      This might be the reason, but I wonder if it’s a good one. I think the effect of shortening the game in curling is different from other sports and I’ll probably do a separate piece on that at some point. The benefit to shortening the game in basketball is increasing variance, but in curling some shots have very little variance.

      I think that explains why elite curlers are much better when tied with hammer with 1 end left than with 8 ends left. They get to play peels and open hits which they hardly ever miss. Even tick shots have little variance these days. To increase variance you need to make your opponent play high variance shots. You need to take a lead on Homan to make her play those shots and blanking the first end gives you one less chance to get hammer back so you can do that.

  2. curlingclips · 2021.01.04 · 7:16 pm

    I don’t think Homan gifting her opposition blank end in the first is all that rare.
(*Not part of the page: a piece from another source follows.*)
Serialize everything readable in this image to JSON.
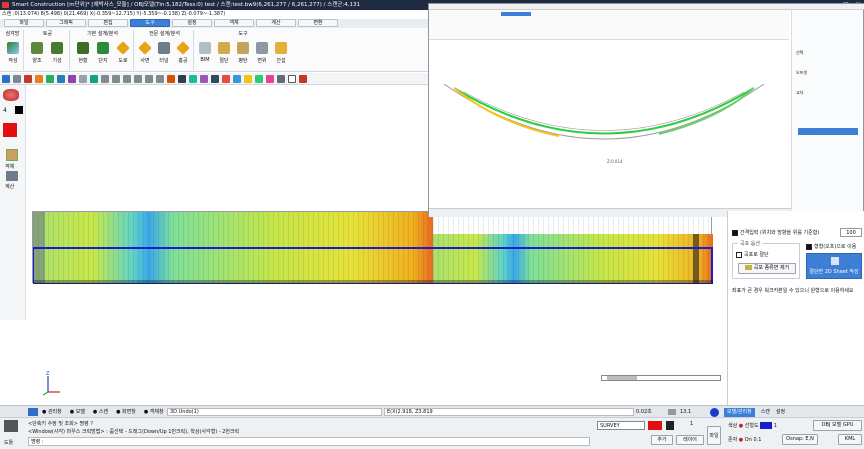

Off the top of my head, the one example I can think of is 2017 Scotties final vs Englot ( https://www.youtube.com/watch?v=7SX2p79EfmY&t=8m45s ). In fact, given a chance to split the ring with one buried under a corner guard, Homan chose to peel the corner guard, effectively insisting to blank the end.

    1. kenpom · 2021.01.07 · 12:49 am

      Maybe a 10-end vs 8-end thing for her?

  3. curlingclips · 2021.01.07 · 5:15 pm

    I have video evidence of Weagle going top 4 in first end of an 8-end grand slam final game too (2018 Tour Challenge vs Fleury), but unless you think super lead Lisa Weagle is capable of missing a tight center guard by that much, it’s not a super convincing evidence.

    The Olympic clip is notable because Courtney can be heard reminding Weagle to go “4/5/6”, so it was irrefutable evidence that going in was intentional.

Join the discussion!